The advent of next-generation sequencing has revolutionized biology and many other fields. Sequencing is now used to develop new drugs, understand personal ancestry and predisposition to certain diseases, improve yields in agriculture, find new oil fields, and in many other areas. DNA sequencing is becoming as indispensable as computing in many industries.
When you are looking for a sequencing facility there are two main factors to consider aside from the quality of the data cost and turn-around time (TAT). We've researched many facilities across the globe and this is what we have found:
First, the cost of sequencing varies widely between facilities. In part, this is due to the facility's source of funding: governmental or private. Most government funded academic institutions run their sequencers at cost for their internal users (students and professors). They usually have a pricing structure as follows: cheapest for internal, more expensive for external nonprofit users and the most expensive (sometimes as much as a 50% surcharge) for external for-profit users. To illustrate
Pacific Bioscience builds a platform that can sequence long reads on the range of 1000 - 60000 bp significantly faster than short read sequencing. It uses a SMRT cell (Single Molecule Real-Time) sequencing technology - a Zero Mode Waveguide (ZMW) well that is smaller than the light wavelength that captures the emission of a fluorophore being cleaved off a dNTP while a polymerase attaches it to a DNA sequence. The real time dynamics allow monitoring of the time between two base incorporations informing about base modifications like m6A and m4C. The
In the fall of 2016, NGX Bio announced the winners of NGS discovery funding contest at Festival of Genomics event in San Diego.The abstracts were judged by a team of NGX Bioscientists on scientific merit, innovation, and use of NGS in their research.
The winner of the grand prize is Christina Bergey and Kenny Chiou from Washington University. Their proposal utilized a non-invasive method to extract high-quality genome from a low-quality fecal sample from an endangered western lowland gorilla. They will use the 5k prize to test their cutting edge technology for non-invasive genome sequencing from fecal Gorilla samples. Non-invasive genomics is key for environmental monitoring as well as for conservation and forensic application.
The first runner-up winner is González-Segovia Eric Gerardo from

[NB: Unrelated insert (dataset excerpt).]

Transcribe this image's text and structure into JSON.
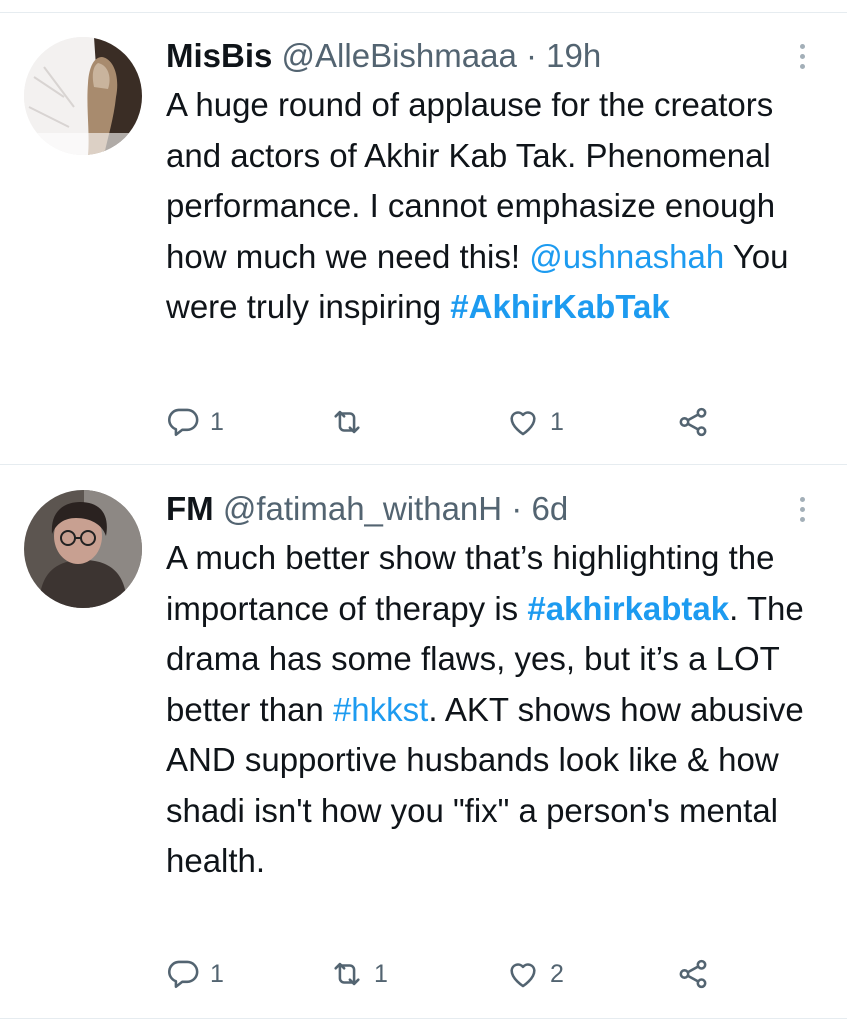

The goal of the modern genomics researcher is not simply to build genomics tools or even to gather genomic data. Instead, the ultimate objective is to further scientific knowledge to better understand human disease, plant and animal genetics, microbial ecology or evolution. The genomics researcher or bioinformatician seeks a deeper understanding of the science; better research tools are only a means to this end. A number of complex steps are involved in genomic sequencing, including platform or vendor selection, sample preparation, sequencing, data management and bioinformatics. Each of these individual processes bears its own learning curve, and a failure at any step could cripple downstream result
Current Next-Generation Sequencing (NGS) platforms employ massively parallel, automatable sequencing approaches designed for maximum output and efficiency. With vastly improved speed and efficiency, modern NGS platforms have enabled an entirely new paradigm for genomic research, with new applications in human disease, small-genome species, metagenomics, consumer testing and more. Early NGS